It was really fun, "drawing" with hot wax, dying our fabric squares in buckets of dye in the hallways of the art department. Awww, the artist life.
I envisioned myself living in a commune, long hair don't care, growing my own food, making clothes for my fellow commune dwellers out of batik. Of course, I would be braless. Wait until my mama hears about me wasting my student loans on hot wax and dye, I thought to myself. Eventually I realized my dream of being a dirty hippie just wasn't feasible.
Imagine my excitement when I was cruising the interwebs to find some art project inspiration, and I stumbled upon a few glue resist project that resembles batik. Eeek! I did a batik project for Modern Art 4 Kids a few years ago, but that involved oil pastels and didn't give it the look I was going for. The glue resist projects looked easy and I already had everything I needed in my supply closet.

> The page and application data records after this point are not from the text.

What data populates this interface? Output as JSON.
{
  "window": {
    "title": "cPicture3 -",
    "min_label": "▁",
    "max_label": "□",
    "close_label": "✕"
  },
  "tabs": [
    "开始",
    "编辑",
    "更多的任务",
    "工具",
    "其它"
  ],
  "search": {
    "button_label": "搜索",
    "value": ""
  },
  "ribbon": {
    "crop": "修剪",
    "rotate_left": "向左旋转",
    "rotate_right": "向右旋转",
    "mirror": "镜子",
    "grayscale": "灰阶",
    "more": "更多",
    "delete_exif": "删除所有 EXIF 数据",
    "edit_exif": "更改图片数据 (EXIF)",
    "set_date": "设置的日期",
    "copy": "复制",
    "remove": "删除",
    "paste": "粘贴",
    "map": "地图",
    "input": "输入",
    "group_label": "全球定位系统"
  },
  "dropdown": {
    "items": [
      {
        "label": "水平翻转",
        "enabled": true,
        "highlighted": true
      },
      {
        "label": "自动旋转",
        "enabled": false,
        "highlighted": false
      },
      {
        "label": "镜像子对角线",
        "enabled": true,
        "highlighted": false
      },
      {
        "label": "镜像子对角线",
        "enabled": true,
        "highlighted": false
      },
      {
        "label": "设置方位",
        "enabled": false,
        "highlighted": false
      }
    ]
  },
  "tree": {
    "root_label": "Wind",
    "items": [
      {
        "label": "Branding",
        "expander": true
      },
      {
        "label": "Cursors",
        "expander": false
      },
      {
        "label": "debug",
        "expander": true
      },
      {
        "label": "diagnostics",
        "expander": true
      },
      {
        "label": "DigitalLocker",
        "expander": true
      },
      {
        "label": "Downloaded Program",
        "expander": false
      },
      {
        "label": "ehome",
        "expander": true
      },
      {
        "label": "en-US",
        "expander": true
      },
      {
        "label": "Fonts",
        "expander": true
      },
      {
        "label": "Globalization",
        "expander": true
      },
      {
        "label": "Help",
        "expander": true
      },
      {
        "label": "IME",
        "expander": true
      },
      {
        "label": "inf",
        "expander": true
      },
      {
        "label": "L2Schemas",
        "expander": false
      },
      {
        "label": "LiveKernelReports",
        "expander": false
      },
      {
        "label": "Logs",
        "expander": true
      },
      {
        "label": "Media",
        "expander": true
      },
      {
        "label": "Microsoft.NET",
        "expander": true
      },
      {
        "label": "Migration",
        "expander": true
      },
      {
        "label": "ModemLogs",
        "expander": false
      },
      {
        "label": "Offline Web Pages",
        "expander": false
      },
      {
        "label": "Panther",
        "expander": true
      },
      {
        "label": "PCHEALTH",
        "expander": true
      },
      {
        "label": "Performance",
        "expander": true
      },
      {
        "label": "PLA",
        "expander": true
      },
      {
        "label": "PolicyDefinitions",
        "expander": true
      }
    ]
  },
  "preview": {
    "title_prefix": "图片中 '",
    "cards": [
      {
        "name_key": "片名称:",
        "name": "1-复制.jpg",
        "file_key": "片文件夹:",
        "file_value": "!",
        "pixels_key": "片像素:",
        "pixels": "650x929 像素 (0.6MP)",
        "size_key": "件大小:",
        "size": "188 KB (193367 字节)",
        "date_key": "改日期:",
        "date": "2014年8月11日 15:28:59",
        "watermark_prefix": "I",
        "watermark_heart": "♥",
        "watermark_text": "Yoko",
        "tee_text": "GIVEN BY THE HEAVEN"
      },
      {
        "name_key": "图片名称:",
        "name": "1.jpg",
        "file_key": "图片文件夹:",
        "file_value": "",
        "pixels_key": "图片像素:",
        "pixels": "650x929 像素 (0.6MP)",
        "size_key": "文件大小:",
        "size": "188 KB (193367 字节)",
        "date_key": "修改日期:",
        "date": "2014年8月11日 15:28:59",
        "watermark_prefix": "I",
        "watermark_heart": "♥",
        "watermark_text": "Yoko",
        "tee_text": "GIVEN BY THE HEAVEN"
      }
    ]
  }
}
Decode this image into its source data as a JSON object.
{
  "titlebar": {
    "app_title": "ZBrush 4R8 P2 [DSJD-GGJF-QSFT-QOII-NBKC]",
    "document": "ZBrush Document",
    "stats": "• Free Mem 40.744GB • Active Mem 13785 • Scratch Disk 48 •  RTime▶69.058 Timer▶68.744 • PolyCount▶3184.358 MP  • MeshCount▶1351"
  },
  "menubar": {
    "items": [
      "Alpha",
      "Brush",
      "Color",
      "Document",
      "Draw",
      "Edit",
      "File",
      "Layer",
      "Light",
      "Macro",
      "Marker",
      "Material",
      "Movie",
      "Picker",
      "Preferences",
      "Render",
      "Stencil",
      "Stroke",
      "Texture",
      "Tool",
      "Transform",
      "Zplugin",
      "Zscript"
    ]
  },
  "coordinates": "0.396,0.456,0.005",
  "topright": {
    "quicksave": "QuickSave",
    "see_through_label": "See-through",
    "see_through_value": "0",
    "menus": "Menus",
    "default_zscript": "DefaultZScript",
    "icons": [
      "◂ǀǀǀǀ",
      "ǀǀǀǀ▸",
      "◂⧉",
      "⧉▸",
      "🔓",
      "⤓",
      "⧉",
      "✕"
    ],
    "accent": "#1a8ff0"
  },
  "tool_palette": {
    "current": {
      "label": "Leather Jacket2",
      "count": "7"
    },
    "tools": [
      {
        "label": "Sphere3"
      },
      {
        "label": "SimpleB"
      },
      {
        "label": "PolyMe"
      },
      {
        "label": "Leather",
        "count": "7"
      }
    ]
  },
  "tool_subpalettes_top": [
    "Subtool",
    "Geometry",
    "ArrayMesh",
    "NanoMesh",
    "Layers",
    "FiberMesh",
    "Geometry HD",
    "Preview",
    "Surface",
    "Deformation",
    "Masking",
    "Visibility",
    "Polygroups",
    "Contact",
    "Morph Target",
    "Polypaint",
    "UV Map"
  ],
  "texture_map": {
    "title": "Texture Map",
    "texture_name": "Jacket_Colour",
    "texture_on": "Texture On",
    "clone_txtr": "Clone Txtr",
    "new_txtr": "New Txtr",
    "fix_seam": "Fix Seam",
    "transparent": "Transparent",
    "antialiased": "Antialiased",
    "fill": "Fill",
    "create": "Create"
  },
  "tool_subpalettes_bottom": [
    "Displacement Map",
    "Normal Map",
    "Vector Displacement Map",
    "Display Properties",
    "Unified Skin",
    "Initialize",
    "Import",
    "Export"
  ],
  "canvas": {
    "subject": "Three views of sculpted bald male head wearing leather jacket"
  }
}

Depending on the size of your fabric square (don't limit yourself--you can also do this technique on t-shirts, tote bags, scarves, pillowcases, etc.), take a minute to think about your design. Do you want a pattern like chevron stripes or squares? Do you want an abstract effect? Flowers? Whatever you do, own it!
|I decided on repeating squares for this particular piece.|
The glue flows out pretty smoothly, so kept your hands steady. Don't glob a bunch of glue on your fabric because it does spread. Too much glue and you won't be able to maintain the integrity of your design. Do a few different designs--I did. It's addicting! I took them all outside to dry in the sun.
|I let my glue dry overnight.|
Once your glue is dry, it will be clear. Now you can paint it. I used craft paint but you could also use watered-down acrylic paint, watercolors, tempera paint. I just love craft paint because of all the colors you can use.
|I usually hate sponge brushes but it spread the watered down craft paint nicely. If you are an art snob like me--switch to a paintbrush. Teehee|
|You can paint right over the glue.|
I've discovered that the stronger you want your colors to look, the more you should let your fabric square dry. If you want a more subdued color, rinse your fabric while it's still damp-you'll see more of the craft paint rinsing out. A few other things I learned: don't use black. At the very least, use it sparingly--it just looks moldy.
Once they were rinsed and dried, I was really happy with the results.
|The bottom left piece was done by a student in my art class--it came out amazing!|
|Tulip Fabric Markers are divine. The colors are rich and the tips are fine--perfect for adding detail onto your projects.|